We previously shared about how students struggle with spelling and oral, and today we move on to talk about another two pillars of Chinese that most students seem to struggle with – composition and comprehension.
While many students go for Chinese tuition in Singapore to improve their grades in composition and comprehension, it more often than not boils down to simple memorising of frameworks – and we believe that we can do better than that. So, without further ado, let us explore what students can do to score better, especially when they are weak at this subject.
We all know what it is like to memorise a template or study the best-used phrases and idioms to score well for our exams. And this practice has persisted, especially for those who are weaker at writing, as you can copy and paste it across all sorts of topics. While it certainly is an improvement over poor and shoddy writing, we always encourage our students to build on it rather than using it as their be-all and end-all solution.
While there are best practices to be applied to writing great compositions, utilising memorised formats haphazardly not only interrupts the flow, and it is clear to the examiner that a student’s Chinese is weak when writing done outside of a memorised structure suddenly drops drastically in quality. We thus recommend that students to build their vocabulary and writing style organically, writing simple but thoughtful sentences before learning to incorporate meaningful phrases and idioms.
The main idea isn’t to skip the basics and jump straight to utilising complicated phrases but to ensure that your writing has a natural cadence and rhythm. This allows for a much smoother flow of ideas and writing that your examiners will be quick to pick up as well.
Admittedly, comprehension is the most difficult discipline to adopt a single method to improve in as there are so many different skills that is being tested by this exam format. Reading, recognising vocabulary, understanding the question, and proper inference are just some of the skills required.
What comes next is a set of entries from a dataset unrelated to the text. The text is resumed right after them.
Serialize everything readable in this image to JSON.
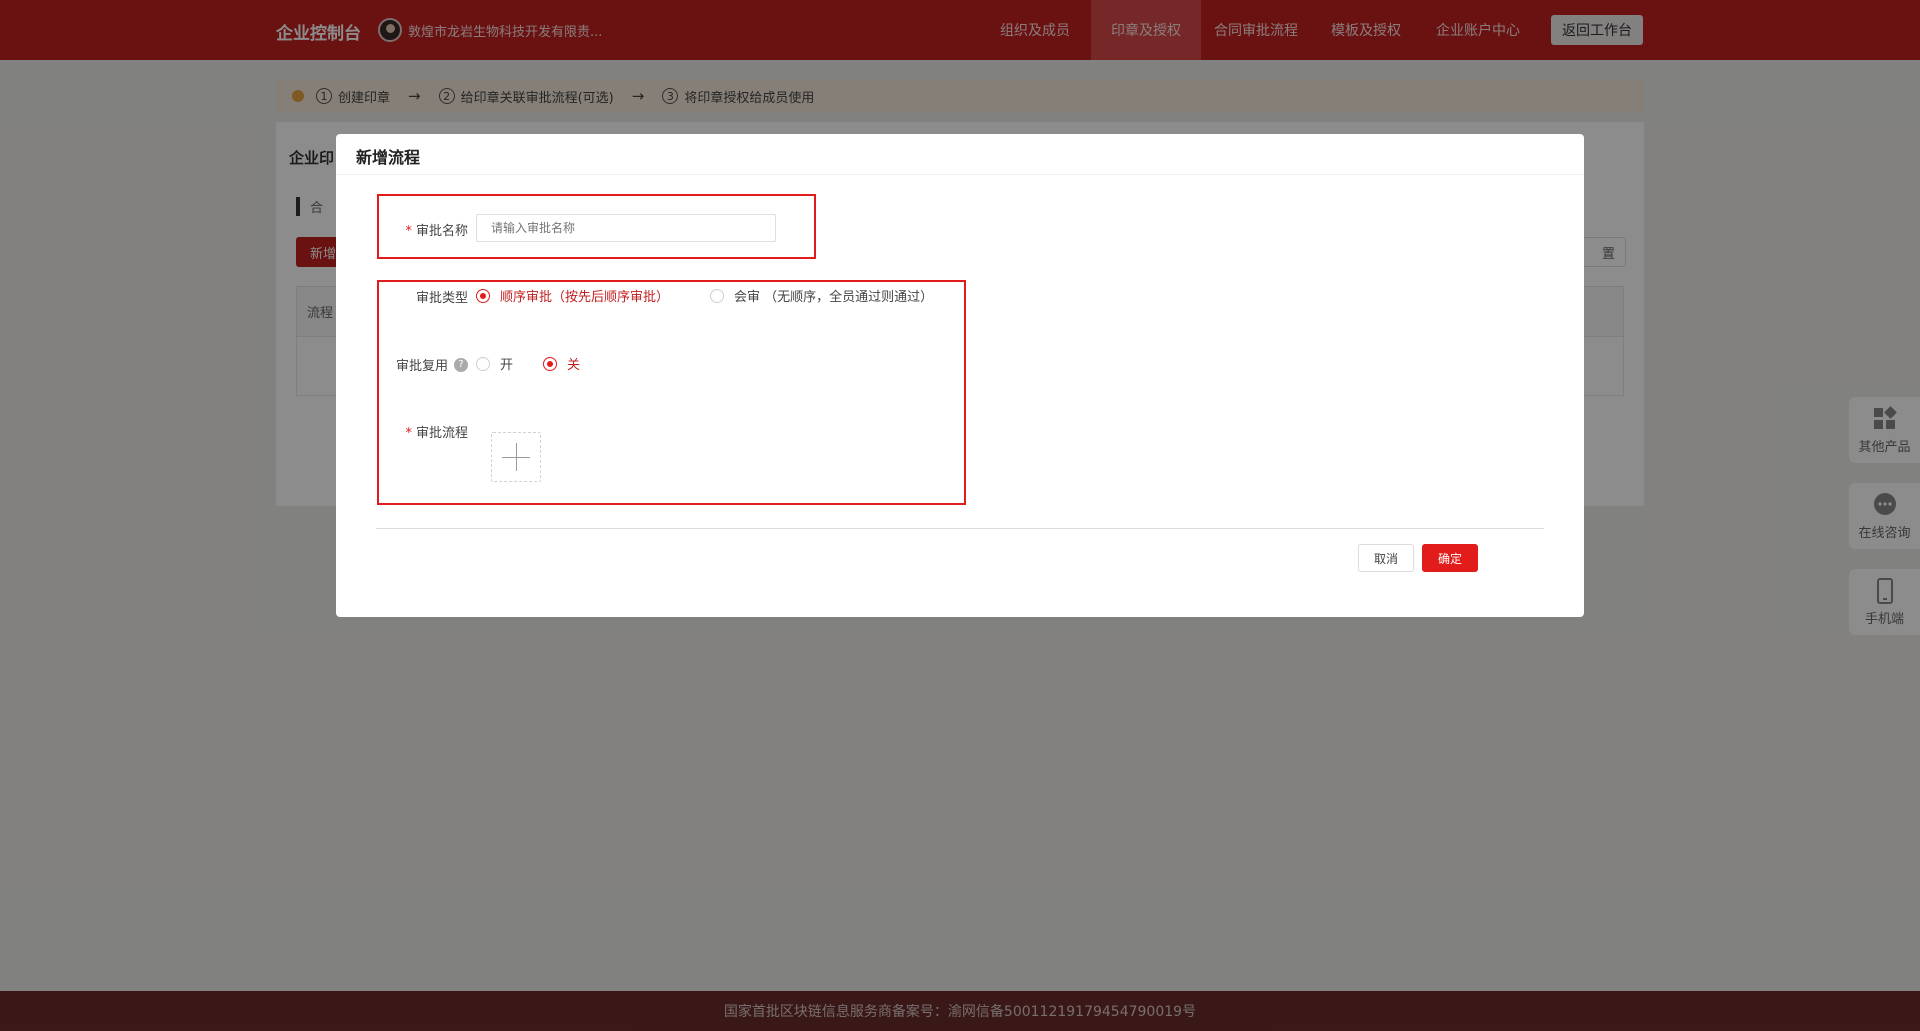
{
  "topbar": {
    "brand": "企业控制台",
    "company": "敦煌市龙岩生物科技开发有限责...",
    "nav": [
      "组织及成员",
      "印章及授权",
      "合同审批流程",
      "模板及授权",
      "企业账户中心"
    ],
    "active_nav": "印章及授权",
    "back_label": "返回工作台",
    "accent": "#c21f1f"
  },
  "steps": {
    "items": [
      {
        "num": "1",
        "label": "创建印章"
      },
      {
        "num": "2",
        "label": "给印章关联审批流程(可选)"
      },
      {
        "num": "3",
        "label": "将印章授权给成员使用"
      }
    ]
  },
  "background": {
    "card_title": "企业印",
    "sub_title": "合",
    "new_button": "新增",
    "settings_button": "置",
    "table_header": "流程"
  },
  "modal": {
    "title": "新增流程",
    "name_label": "审批名称",
    "name_placeholder": "请输入审批名称",
    "type_label": "审批类型",
    "type_options": [
      "顺序审批（按先后顺序审批）",
      "会审 （无顺序，全员通过则通过）"
    ],
    "type_selected": "顺序审批（按先后顺序审批）",
    "reuse_label": "审批复用",
    "reuse_options": [
      "开",
      "关"
    ],
    "reuse_selected": "关",
    "flow_label": "审批流程",
    "cancel_label": "取消",
    "ok_label": "确定",
    "highlight_color": "#e21b1b"
  },
  "side_widgets": [
    "其他产品",
    "在线咨询",
    "手机端"
  ],
  "footer": "国家首批区块链信息服务商备案号：渝网信备50011219179454790019号"
}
Practice is par for the course here, but what are some good habits we can incorporate during our study sessions so we can learn at a faster pace?
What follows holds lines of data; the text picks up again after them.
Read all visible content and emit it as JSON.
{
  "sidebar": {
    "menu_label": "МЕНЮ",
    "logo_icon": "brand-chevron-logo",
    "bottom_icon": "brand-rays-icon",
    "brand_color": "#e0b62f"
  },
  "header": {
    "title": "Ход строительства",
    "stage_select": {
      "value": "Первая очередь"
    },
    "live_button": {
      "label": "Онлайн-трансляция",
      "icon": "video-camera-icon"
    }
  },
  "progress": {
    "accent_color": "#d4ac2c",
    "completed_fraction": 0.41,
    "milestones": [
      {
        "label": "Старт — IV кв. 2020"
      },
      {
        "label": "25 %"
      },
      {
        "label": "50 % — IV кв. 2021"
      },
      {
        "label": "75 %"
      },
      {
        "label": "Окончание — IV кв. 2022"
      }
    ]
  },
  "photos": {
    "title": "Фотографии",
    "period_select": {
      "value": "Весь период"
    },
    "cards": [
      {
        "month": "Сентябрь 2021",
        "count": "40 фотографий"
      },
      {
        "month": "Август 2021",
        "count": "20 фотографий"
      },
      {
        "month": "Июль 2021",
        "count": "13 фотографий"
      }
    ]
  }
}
Many beginners struggle to understand the comprehension passage as they do not understand most of the words. A great way to start building on their vocabulary is through doing practice comprehension with a Chinese dictionary at hand. Mark out words you don’t understand, read through the surrounding words and make an educated guess through the context given. This method allows for slow and steady learning of Chinese words and phrases, especially those you see multiple times across different passages.
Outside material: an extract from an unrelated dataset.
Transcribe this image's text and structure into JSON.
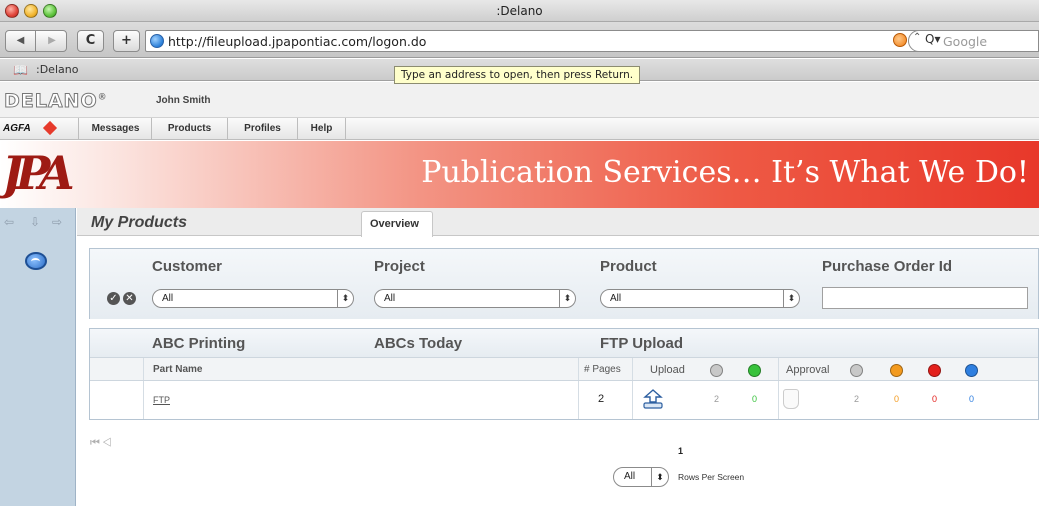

We also recommend our students to read more widely during their free time. Be it a book, newspaper, or even a comic or two. Any form or reading is good practice (of course, at a suitable level to help you), and we cannot overstate how students with a regular and consistent reading habit tend to grow steadily in their Chinese language skills.
If there is any running trend here, we hope you see that we’re working with the standards the students originally have and helping them grow from there. As educators, we recognise the pros and cons that memorising brings to the table. But the shortfalls of memorising comes when that becomes the go-to and only strategy students have. It limits their growth and acts as a temporary solution.
For those that aren’t sure how to improve their Chinese grades, they can always enrol in ‘O’ level or PSLE Chinese tuition, where experienced tutors can teach them the ins and outs of the Chinese syllabus. What are you waiting for? Sign up today and see your grades improve in no time at all!